The priority of the Work of God informs a liturgical consciousness, which is just another way of describing a monastic consciousness. You, dear Brother, have been formed in this consciousness since the day you entered this monastery. Now as a priest, your celebration of the Eucharist and the Sacraments are in deeper service of the Work of God. And given the absolute priority of this Work in the monastic life, it is no understatement to say that the attention and preparation you give to your homily and to liturgical celebration, through which you lead your confrères in the contemplation of the Divine Mystery, is the most important thing you do. Not only important for the monks of this house, but also for the witness it offers to the Church and the world. The priority of God, which is so often neglected and forgotten in the rising tide of secularism, is essential for maintaining the good of human society. If God is not important anymore, the criteria for establishing that which is important are overturned, which has disastrous consequences for human dignity and flourishing.
Commenting on this insight of the Rule, Pope Benedict XVI sounded a note of alarm regarding the situation of the Church in our own day. He said: “Man’s ‘doing’ almost led to forgetting God’s presence. In this kind of situation, it becomes ever clearer that the Church’s existence lives from the proper celebration of the liturgy and that the church is in danger when the primacy of God no longer appears in the liturgy and, therefore, in life…the true renewal of the liturgy is the fundamental condition for the renewal of the Church” (Benedict XIV, 11 July 2015, Preface to the Russian edition of volume one of his Opera Omnia). Your attention to the primacy of God, the primacy of the celebration of the Church’s liturgy, is of central importance: not just for your own personal sanctification, or even for the sanctification of your bother monks. But, indeed, the rest of us are relying on it so that our Church can be renewed and enlivened.

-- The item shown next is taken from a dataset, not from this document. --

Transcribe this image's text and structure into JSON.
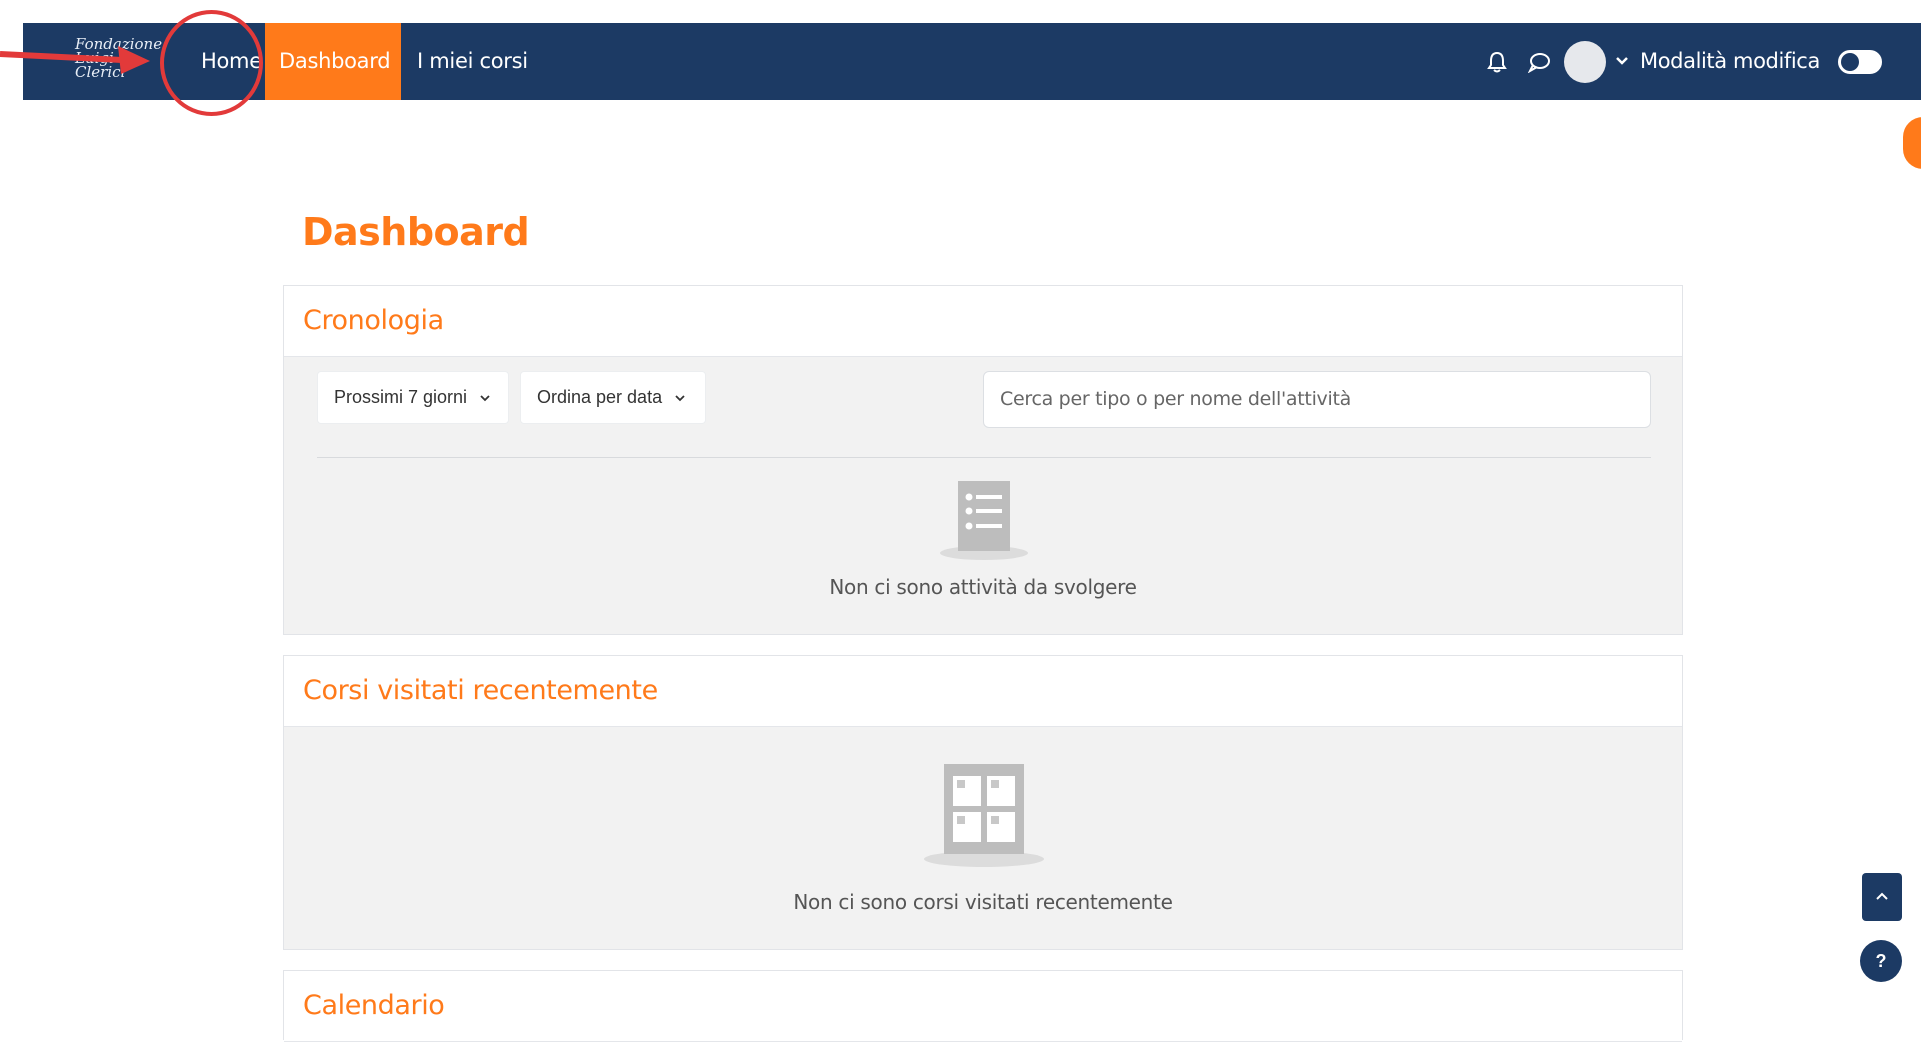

Monastic life is like a stained glass window. When one enters the edifice of obedience, stability, and monastic conversion of life, what is revealed is a brilliant intricacy of light and color as the glory of Almighty God is directed and refracted in the Church through this privileged form of religious consecration. The image that emerges in that window is the refulgence of Divine Life to which, in God’s mercy, we have been called in Christ. And how is that Divine Life to be described, to be enfleshed in our own life and in our own day? Well, according to the wisdom of the Rule, the Divine Life is reflected in the very monastic life you are ordained to serve:
“Let monks, therefore, practice zeal with most fervent love: that is, let them in honor anticipate one another; let them bear most patiently one another’s infirmities, whether of body or of character; let them endeavor to surpass one another in the practice of mutual obedience; let no one seek that which he accounts useful for himself, but rather what is profitable to another; let them practice fraternal charity with a chaste love; let them fear God; let them love their Abbot with a sincere and humble affection; let them prefer nothing whatever to Christ; and may Christ bring us all alike to life everlasting. Amen (RB: 72).”